▶ **Items from an interface collection**
▽
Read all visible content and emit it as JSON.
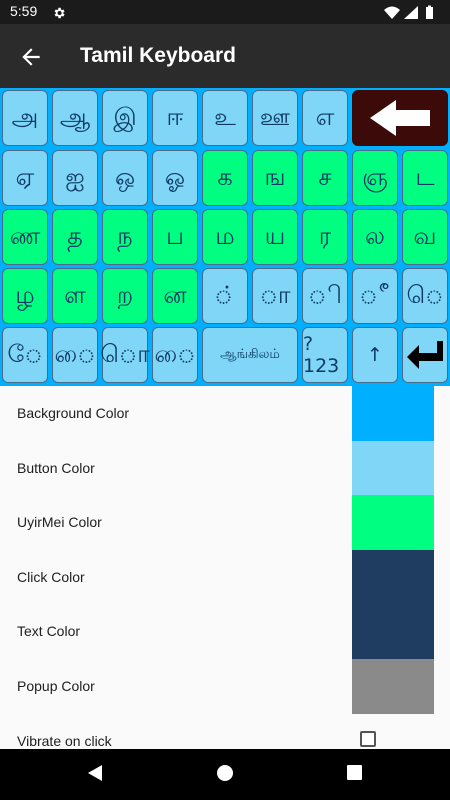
{
  "status_bar": {
    "time": "5:59",
    "icons": [
      "settings-gear-icon",
      "wifi-icon",
      "signal-icon",
      "battery-icon"
    ]
  },
  "app_bar": {
    "title": "Tamil Keyboard",
    "back_icon": "arrow-left-icon"
  },
  "keyboard": {
    "background_color": "#00b0ff",
    "rows": [
      [
        {
          "label": "அ",
          "type": "vowel"
        },
        {
          "label": "ஆ",
          "type": "vowel"
        },
        {
          "label": "இ",
          "type": "vowel"
        },
        {
          "label": "ஈ",
          "type": "vowel"
        },
        {
          "label": "உ",
          "type": "vowel"
        },
        {
          "label": "ஊ",
          "type": "vowel"
        },
        {
          "label": "எ",
          "type": "vowel"
        },
        {
          "label": "",
          "type": "back",
          "icon": "backspace-arrow-icon"
        }
      ],
      [
        {
          "label": "ஏ",
          "type": "vowel"
        },
        {
          "label": "ஐ",
          "type": "vowel"
        },
        {
          "label": "ஒ",
          "type": "vowel"
        },
        {
          "label": "ஓ",
          "type": "vowel"
        },
        {
          "label": "க",
          "type": "uyirmei"
        },
        {
          "label": "ங",
          "type": "uyirmei"
        },
        {
          "label": "ச",
          "type": "uyirmei"
        },
        {
          "label": "ஞ",
          "type": "uyirmei"
        },
        {
          "label": "ட",
          "type": "uyirmei"
        }
      ],
      [
        {
          "label": "ண",
          "type": "uyirmei"
        },
        {
          "label": "த",
          "type": "uyirmei"
        },
        {
          "label": "ந",
          "type": "uyirmei"
        },
        {
          "label": "ப",
          "type": "uyirmei"
        },
        {
          "label": "ம",
          "type": "uyirmei"
        },
        {
          "label": "ய",
          "type": "uyirmei"
        },
        {
          "label": "ர",
          "type": "uyirmei"
        },
        {
          "label": "ல",
          "type": "uyirmei"
        },
        {
          "label": "வ",
          "type": "uyirmei"
        }
      ],
      [
        {
          "label": "ழ",
          "type": "uyirmei"
        },
        {
          "label": "ள",
          "type": "uyirmei"
        },
        {
          "label": "ற",
          "type": "uyirmei"
        },
        {
          "label": "ன",
          "type": "uyirmei"
        },
        {
          "label": "◌்",
          "type": "vowel"
        },
        {
          "label": "◌ா",
          "type": "vowel"
        },
        {
          "label": "◌ி",
          "type": "vowel"
        },
        {
          "label": "◌ீ",
          "type": "vowel"
        },
        {
          "label": "◌ெ",
          "type": "vowel"
        }
      ],
      [
        {
          "label": "◌ே",
          "type": "vowel"
        },
        {
          "label": "◌ை",
          "type": "vowel"
        },
        {
          "label": "◌ொ",
          "type": "vowel"
        },
        {
          "label": "◌ை",
          "type": "vowel"
        },
        {
          "label": "ஆங்கிலம்",
          "type": "vowel",
          "size": "small"
        },
        {
          "label": "?123",
          "type": "vowel",
          "size": "medium"
        },
        {
          "label": "↑",
          "type": "vowel",
          "size": "medium"
        },
        {
          "label": "",
          "type": "vowel",
          "icon": "enter-arrow-icon"
        }
      ]
    ]
  },
  "settings": [
    {
      "label": "Background Color",
      "color": "#00b0ff"
    },
    {
      "label": "Button Color",
      "color": "#7fd6f7"
    },
    {
      "label": "UyirMei Color",
      "color": "#00ff80"
    },
    {
      "label": "Click Color",
      "color": "#1e3d60"
    },
    {
      "label": "Text Color",
      "color": "#1e3d60"
    },
    {
      "label": "Popup Color",
      "color": "#8a8a8a"
    },
    {
      "label": "Vibrate on click",
      "checked": false
    }
  ],
  "nav_bar": {
    "icons": [
      "nav-back-icon",
      "nav-home-icon",
      "nav-recent-icon"
    ]
  }
}
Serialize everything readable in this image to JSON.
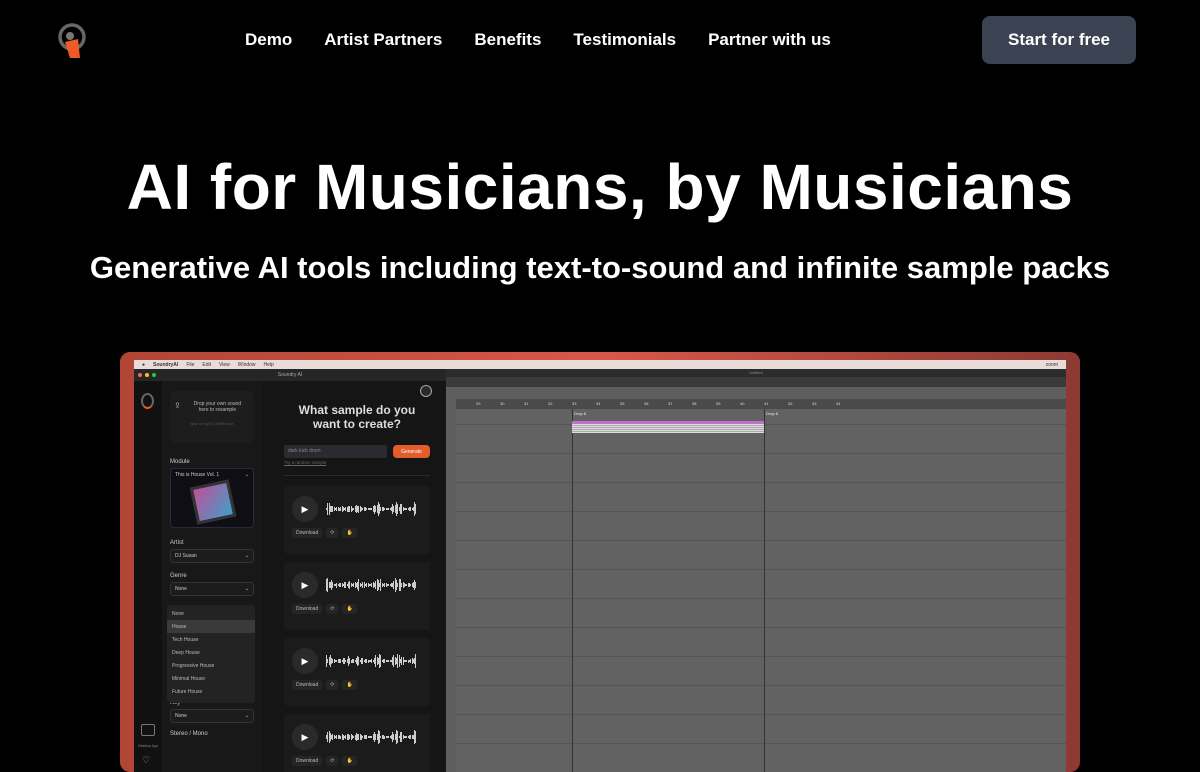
{
  "brand": {
    "logo_icon": "headphone-logo-icon",
    "accent": "#e35d2b"
  },
  "nav": {
    "items": [
      "Demo",
      "Artist Partners",
      "Benefits",
      "Testimonials",
      "Partner with us"
    ],
    "cta": "Start for free"
  },
  "hero": {
    "title": "AI for Musicians, by Musicians",
    "subtitle": "Generative AI tools including text-to-sound and infinite sample packs"
  },
  "demo": {
    "menubar": {
      "app": "SoundryAI",
      "items": [
        "File",
        "Edit",
        "View",
        "Window",
        "Help"
      ],
      "right": "zoom"
    },
    "window_title": "Soundry AI",
    "drop": {
      "line1": "Drop your own sound",
      "line2": "here to resample",
      "hint": "wav or mp3 | 20MB max"
    },
    "module": {
      "label": "Module",
      "value": "This is House Vol. 1"
    },
    "artist": {
      "label": "Artist",
      "value": "DJ Susan"
    },
    "genre": {
      "label": "Genre",
      "value": "None",
      "options": [
        "None",
        "House",
        "Tech House",
        "Deep House",
        "Progressive House",
        "Minimal House",
        "Future House"
      ],
      "highlighted": "House"
    },
    "key": {
      "label": "Key",
      "value": "None"
    },
    "stereo": {
      "label": "Stereo / Mono"
    },
    "rail": {
      "desktop": "Desktop App",
      "community": "Community"
    },
    "main": {
      "question": "What sample do you want to create?",
      "placeholder": "dark kick drum",
      "generate": "Generate",
      "random": "Try a random sample",
      "download": "Download"
    },
    "daw": {
      "title": "Untitled",
      "ruler": [
        "29",
        "30",
        "31",
        "32",
        "33",
        "34",
        "35",
        "36",
        "37",
        "38",
        "39",
        "40",
        "41",
        "42",
        "43",
        "44"
      ],
      "clips": [
        "Drop 8",
        "Drop 8"
      ]
    }
  }
}
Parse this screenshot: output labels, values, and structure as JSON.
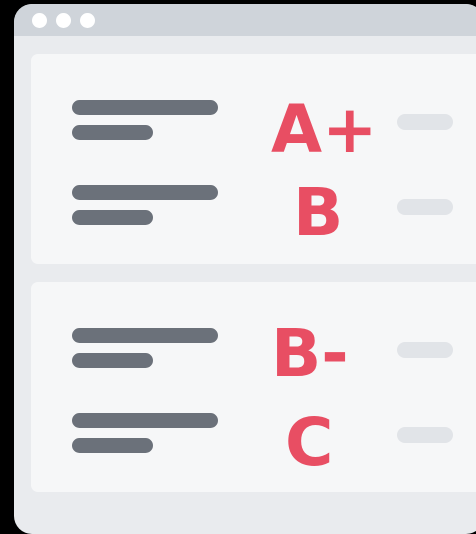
{
  "window": {
    "controls": [
      "window-dot",
      "window-dot",
      "window-dot"
    ]
  },
  "cards": [
    {
      "rows": [
        {
          "grade": "A+"
        },
        {
          "grade": "B"
        }
      ]
    },
    {
      "rows": [
        {
          "grade": "B-"
        },
        {
          "grade": "C"
        }
      ]
    }
  ],
  "colors": {
    "frame": "#E9EBEE",
    "titlebar": "#CFD4DA",
    "card": "#F6F7F8",
    "text_line": "#6B717A",
    "grade_red": "#E84E63",
    "placeholder_pill": "#E1E4E8"
  }
}
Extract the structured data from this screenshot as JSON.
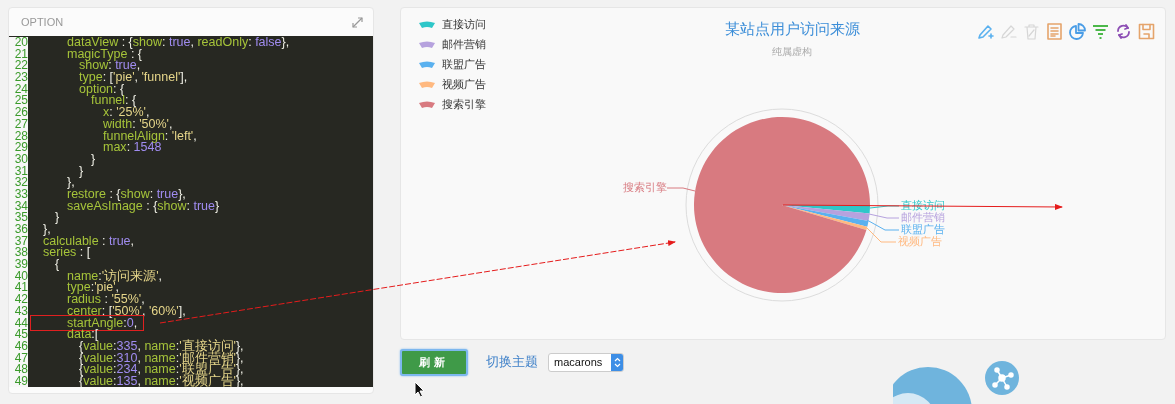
{
  "option_panel": {
    "title": "OPTION",
    "lines": [
      {
        "no": "20",
        "tokens": [
          {
            "kind": "key",
            "text": "\t\t\tdataView"
          },
          {
            "kind": "punc",
            "text": " : {"
          },
          {
            "kind": "key",
            "text": "show"
          },
          {
            "kind": "punc",
            "text": ": "
          },
          {
            "kind": "val",
            "text": "true"
          },
          {
            "kind": "punc",
            "text": ", "
          },
          {
            "kind": "key",
            "text": "readOnly"
          },
          {
            "kind": "punc",
            "text": ": "
          },
          {
            "kind": "val",
            "text": "false"
          },
          {
            "kind": "punc",
            "text": "},"
          }
        ]
      },
      {
        "no": "21",
        "tokens": [
          {
            "kind": "key",
            "text": "\t\t\tmagicType"
          },
          {
            "kind": "punc",
            "text": " : {"
          }
        ]
      },
      {
        "no": "22",
        "tokens": [
          {
            "kind": "key",
            "text": "\t\t\t\tshow"
          },
          {
            "kind": "punc",
            "text": ": "
          },
          {
            "kind": "val",
            "text": "true"
          },
          {
            "kind": "punc",
            "text": ","
          }
        ]
      },
      {
        "no": "23",
        "tokens": [
          {
            "kind": "key",
            "text": "\t\t\t\ttype"
          },
          {
            "kind": "punc",
            "text": ": ["
          },
          {
            "kind": "str",
            "text": "'pie'"
          },
          {
            "kind": "punc",
            "text": ", "
          },
          {
            "kind": "str",
            "text": "'funnel'"
          },
          {
            "kind": "punc",
            "text": "],"
          }
        ]
      },
      {
        "no": "24",
        "tokens": [
          {
            "kind": "key",
            "text": "\t\t\t\toption"
          },
          {
            "kind": "punc",
            "text": ": {"
          }
        ]
      },
      {
        "no": "25",
        "tokens": [
          {
            "kind": "key",
            "text": "\t\t\t\t\tfunnel"
          },
          {
            "kind": "punc",
            "text": ": {"
          }
        ]
      },
      {
        "no": "26",
        "tokens": [
          {
            "kind": "key",
            "text": "\t\t\t\t\t\tx"
          },
          {
            "kind": "punc",
            "text": ": "
          },
          {
            "kind": "str",
            "text": "'25%'"
          },
          {
            "kind": "punc",
            "text": ","
          }
        ]
      },
      {
        "no": "27",
        "tokens": [
          {
            "kind": "key",
            "text": "\t\t\t\t\t\twidth"
          },
          {
            "kind": "punc",
            "text": ": "
          },
          {
            "kind": "str",
            "text": "'50%'"
          },
          {
            "kind": "punc",
            "text": ","
          }
        ]
      },
      {
        "no": "28",
        "tokens": [
          {
            "kind": "key",
            "text": "\t\t\t\t\t\tfunnelAlign"
          },
          {
            "kind": "punc",
            "text": ": "
          },
          {
            "kind": "str",
            "text": "'left'"
          },
          {
            "kind": "punc",
            "text": ","
          }
        ]
      },
      {
        "no": "29",
        "tokens": [
          {
            "kind": "key",
            "text": "\t\t\t\t\t\tmax"
          },
          {
            "kind": "punc",
            "text": ": "
          },
          {
            "kind": "val",
            "text": "1548"
          }
        ]
      },
      {
        "no": "30",
        "tokens": [
          {
            "kind": "punc",
            "text": "\t\t\t\t\t}"
          }
        ]
      },
      {
        "no": "31",
        "tokens": [
          {
            "kind": "punc",
            "text": "\t\t\t\t}"
          }
        ]
      },
      {
        "no": "32",
        "tokens": [
          {
            "kind": "punc",
            "text": "\t\t\t},"
          }
        ]
      },
      {
        "no": "33",
        "tokens": [
          {
            "kind": "key",
            "text": "\t\t\trestore"
          },
          {
            "kind": "punc",
            "text": " : {"
          },
          {
            "kind": "key",
            "text": "show"
          },
          {
            "kind": "punc",
            "text": ": "
          },
          {
            "kind": "val",
            "text": "true"
          },
          {
            "kind": "punc",
            "text": "},"
          }
        ]
      },
      {
        "no": "34",
        "tokens": [
          {
            "kind": "key",
            "text": "\t\t\tsaveAsImage"
          },
          {
            "kind": "punc",
            "text": " : {"
          },
          {
            "kind": "key",
            "text": "show"
          },
          {
            "kind": "punc",
            "text": ": "
          },
          {
            "kind": "val",
            "text": "true"
          },
          {
            "kind": "punc",
            "text": "}"
          }
        ]
      },
      {
        "no": "35",
        "tokens": [
          {
            "kind": "punc",
            "text": "\t\t}"
          }
        ]
      },
      {
        "no": "36",
        "tokens": [
          {
            "kind": "punc",
            "text": "\t},"
          }
        ]
      },
      {
        "no": "37",
        "tokens": [
          {
            "kind": "key",
            "text": "\tcalculable"
          },
          {
            "kind": "punc",
            "text": " : "
          },
          {
            "kind": "val",
            "text": "true"
          },
          {
            "kind": "punc",
            "text": ","
          }
        ]
      },
      {
        "no": "38",
        "tokens": [
          {
            "kind": "key",
            "text": "\tseries"
          },
          {
            "kind": "punc",
            "text": " : ["
          }
        ]
      },
      {
        "no": "39",
        "tokens": [
          {
            "kind": "punc",
            "text": "\t\t{"
          }
        ]
      },
      {
        "no": "40",
        "tokens": [
          {
            "kind": "key",
            "text": "\t\t\tname"
          },
          {
            "kind": "punc",
            "text": ":"
          },
          {
            "kind": "str",
            "text": "'访问来源'"
          },
          {
            "kind": "punc",
            "text": ","
          }
        ]
      },
      {
        "no": "41",
        "tokens": [
          {
            "kind": "key",
            "text": "\t\t\ttype"
          },
          {
            "kind": "punc",
            "text": ":"
          },
          {
            "kind": "str",
            "text": "'pie'"
          },
          {
            "kind": "punc",
            "text": ","
          }
        ]
      },
      {
        "no": "42",
        "tokens": [
          {
            "kind": "key",
            "text": "\t\t\tradius"
          },
          {
            "kind": "punc",
            "text": " : "
          },
          {
            "kind": "str",
            "text": "'55%'"
          },
          {
            "kind": "punc",
            "text": ","
          }
        ]
      },
      {
        "no": "43",
        "tokens": [
          {
            "kind": "key",
            "text": "\t\t\tcenter"
          },
          {
            "kind": "punc",
            "text": ": ["
          },
          {
            "kind": "str",
            "text": "'50%'"
          },
          {
            "kind": "punc",
            "text": ", "
          },
          {
            "kind": "str",
            "text": "'60%'"
          },
          {
            "kind": "punc",
            "text": "],"
          }
        ]
      },
      {
        "no": "44",
        "boxed": true,
        "tokens": [
          {
            "kind": "key",
            "text": "\t\t\tstartAngle"
          },
          {
            "kind": "punc",
            "text": ":"
          },
          {
            "kind": "val",
            "text": "0"
          },
          {
            "kind": "punc",
            "text": ","
          }
        ]
      },
      {
        "no": "45",
        "tokens": [
          {
            "kind": "key",
            "text": "\t\t\tdata"
          },
          {
            "kind": "punc",
            "text": ":["
          }
        ]
      },
      {
        "no": "46",
        "tokens": [
          {
            "kind": "punc",
            "text": "\t\t\t\t{"
          },
          {
            "kind": "key",
            "text": "value"
          },
          {
            "kind": "punc",
            "text": ":"
          },
          {
            "kind": "val",
            "text": "335"
          },
          {
            "kind": "punc",
            "text": ", "
          },
          {
            "kind": "key",
            "text": "name"
          },
          {
            "kind": "punc",
            "text": ":"
          },
          {
            "kind": "str",
            "text": "'直接访问'"
          },
          {
            "kind": "punc",
            "text": "},"
          }
        ]
      },
      {
        "no": "47",
        "tokens": [
          {
            "kind": "punc",
            "text": "\t\t\t\t{"
          },
          {
            "kind": "key",
            "text": "value"
          },
          {
            "kind": "punc",
            "text": ":"
          },
          {
            "kind": "val",
            "text": "310"
          },
          {
            "kind": "punc",
            "text": ", "
          },
          {
            "kind": "key",
            "text": "name"
          },
          {
            "kind": "punc",
            "text": ":"
          },
          {
            "kind": "str",
            "text": "'邮件营销'"
          },
          {
            "kind": "punc",
            "text": "},"
          }
        ]
      },
      {
        "no": "48",
        "tokens": [
          {
            "kind": "punc",
            "text": "\t\t\t\t{"
          },
          {
            "kind": "key",
            "text": "value"
          },
          {
            "kind": "punc",
            "text": ":"
          },
          {
            "kind": "val",
            "text": "234"
          },
          {
            "kind": "punc",
            "text": ", "
          },
          {
            "kind": "key",
            "text": "name"
          },
          {
            "kind": "punc",
            "text": ":"
          },
          {
            "kind": "str",
            "text": "'联盟广告'"
          },
          {
            "kind": "punc",
            "text": "},"
          }
        ]
      },
      {
        "no": "49",
        "tokens": [
          {
            "kind": "punc",
            "text": "\t\t\t\t{"
          },
          {
            "kind": "key",
            "text": "value"
          },
          {
            "kind": "punc",
            "text": ":"
          },
          {
            "kind": "val",
            "text": "135"
          },
          {
            "kind": "punc",
            "text": ", "
          },
          {
            "kind": "key",
            "text": "name"
          },
          {
            "kind": "punc",
            "text": ":"
          },
          {
            "kind": "str",
            "text": "'视频广告'"
          },
          {
            "kind": "punc",
            "text": "},"
          }
        ]
      }
    ]
  },
  "chart_panel": {
    "title": "某站点用户访问来源",
    "subtitle": "纯属虚构",
    "legend": [
      {
        "label": "直接访问",
        "color": "#2ec7c9"
      },
      {
        "label": "邮件营销",
        "color": "#b6a2de"
      },
      {
        "label": "联盟广告",
        "color": "#5ab1ef"
      },
      {
        "label": "视频广告",
        "color": "#ffb980"
      },
      {
        "label": "搜索引擎",
        "color": "#d87a80"
      }
    ],
    "toolbar": [
      {
        "kind": "mark",
        "disabled": false
      },
      {
        "kind": "mark-undo",
        "disabled": true
      },
      {
        "kind": "mark-clear",
        "disabled": true
      },
      {
        "kind": "data-view",
        "disabled": false
      },
      {
        "kind": "pie",
        "disabled": false
      },
      {
        "kind": "funnel",
        "disabled": false
      },
      {
        "kind": "restore",
        "disabled": false
      },
      {
        "kind": "save",
        "disabled": false
      }
    ],
    "pie_labels": [
      {
        "label": "直接访问",
        "color": "#2ec7c9"
      },
      {
        "label": "邮件营销",
        "color": "#b6a2de"
      },
      {
        "label": "联盟广告",
        "color": "#5ab1ef"
      },
      {
        "label": "视频广告",
        "color": "#ffb980"
      },
      {
        "label": "搜索引擎",
        "color": "#d87a80"
      }
    ]
  },
  "controls": {
    "refresh_button": "刷新",
    "theme_label": "切换主题",
    "theme_select": "macarons"
  },
  "annotations": [
    {
      "kind": "arrow",
      "dashed": true
    },
    {
      "kind": "arrow",
      "dashed": false
    }
  ]
}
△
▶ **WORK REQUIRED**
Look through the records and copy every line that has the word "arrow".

▶ **TASK RESULT**
    "back_icon": "arrow-left-icon"
          "icon": "backspace-arrow-icon"
          "icon": "enter-arrow-icon"
      "kind": "arrow",
      "kind": "arrow",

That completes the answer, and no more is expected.